22 Author’s StatementThe objectification of women has plagued the world for centuries, but I was dumbfounded to find the explicitly demeaning artifacts I found in the National Museum of the United States Air Force’s World War II wing. If ever there was a way to quite literally turn women into objects! And objects of killing, no less! (Especially when it was primarily men who organized and carried on with it!) My disgust only increased as I gawked at the puny exhibit in tribute to the women of the U.S. Air Force in World War II. I was more or less livid by the end of my visit at the museum, as I did not find even a placard attempting to explain in an “historical and educational manner” the offensive images of the past—let alone apologizing and outlining the steps that the U.S. Air Force has since taken to advance the status of women. Perhaps I did not look hard enough—but the very fact that no admission of any wrongdoing garnered a feature in the first place speaks volumes.In fact, few consequences of war beyond U.S. victory were memorialized in the World War II wing. Talk about a contrast when put up against the Hiroshima Peace Memorial Museum!After having visited the Hiroshima Peace Memorial just a few months prior, I found it extremely difficult to stand before the Bockscar, the aircraft which dropped the bomb on Nagasaki. As creepy as it was to stand in the Bockscar’s presence, I made myself spend at least ten minutes inspecting it from every angle—as if trying to find a sign of at least a little American guilt hidden under a wing or inside of the cockpit.
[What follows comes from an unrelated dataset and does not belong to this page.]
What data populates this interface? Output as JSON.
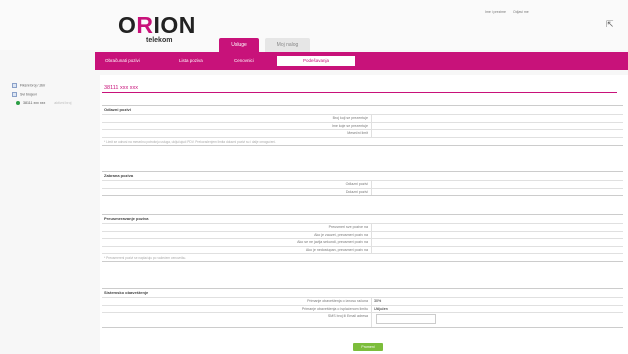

Later, I mentioned my discomfort to a fellow band member. He responded in the same way that the National Museum of the United States Air Force exhibit had: "But it ended the war, Anne! That was a good thing!" Sure. But, I still do not understand why so many innocent people had to die in order to do so. I doubt that anyone wants to die of a nuclear attack, but I certainly would not want to survive long enough afterward to live out my resulting nightmares, as the survivors of Hiroshima did. To this day, I cannot shake from my mind the mental image of an exhibit in the Hiroshima Peace Memorial Museum depicting wailing children made of wax, surrounded by rubble, their clothes in tatters, flesh literally dripping off of their bodies. If ever the United States is attacked with a nuclear warhead, I will run toward the bomb. I am convinced that it is better to vaporize instantly than to melt a slow and painful death.My Japanese home stay families are far from villainous. They are some of the kindest people I have ever met. People are people everywhere you go in the world. What choice do we have but to treat each other as such?!